Looking good

I'm usually not one to cite David Buss, but these results Ezra's talking about are interesting:

On a scale of 1 to 3, the importance men gave to good looks rose from 1.50 to 2.11. But for women, the importance of good looks in men rose from 0.94 to 1.67. In other words, women in 1989 considered a man’s looks even more important than men considered women’s looks 50 years earlier.

Women caring more about how men look, I think, is a symptom of a good development that's taken place over the past 50 years. Women are far more financially independent now than they were back then, and they don't have to care as much about whether their man makes a lot of money. So they're able to focus less on earning potential and more on things like physical attractiveness. Sure, it'd be nice if they focused more on philosophical ability or the ability to dance in novel ways, but all in all it's an improvement.


Neil Sinhababu said...

No, I don't see what the evo-psych hypothesis is either.

Mary said...

Attractiveness is sometimes an indicator of health (for example, the guy goes to the gym on a regular basis, and perhaps because of that interest in health, also goes to the doctor.)If he stays healthy, he can stay in the work force longer. We all know by now that research indicates better-looking people tend to get better jobs and make more the emphasis on attractiveness does not mitigate the interest in earning potential--from an evolutionary fitness standpoint, the ability to help me take care of my children to the point where they can produce my grandchildren. I think the evolutionary stuff is influenced by the cultural stuff. We look for things on this gut level, but have more cultural sophistication about how it works, maybe.

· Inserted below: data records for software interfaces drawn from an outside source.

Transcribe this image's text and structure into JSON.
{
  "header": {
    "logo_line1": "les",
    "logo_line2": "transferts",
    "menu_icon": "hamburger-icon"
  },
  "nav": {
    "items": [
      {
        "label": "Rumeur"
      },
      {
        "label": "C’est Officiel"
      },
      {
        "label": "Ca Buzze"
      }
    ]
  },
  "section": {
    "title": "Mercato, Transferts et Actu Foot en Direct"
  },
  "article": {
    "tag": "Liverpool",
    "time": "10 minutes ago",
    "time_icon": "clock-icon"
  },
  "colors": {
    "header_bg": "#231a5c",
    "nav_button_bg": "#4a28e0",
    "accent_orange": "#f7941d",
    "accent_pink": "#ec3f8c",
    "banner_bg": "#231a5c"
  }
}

Neil Sinhababu said...

Yeah, I'm on board with the view that what counts as attractive is heavily influenced by selection pressures. But it's hard to see how a change in the perceived importance of attractiveness over a 50-year period relates to any hypothesis in evolutionary psychology.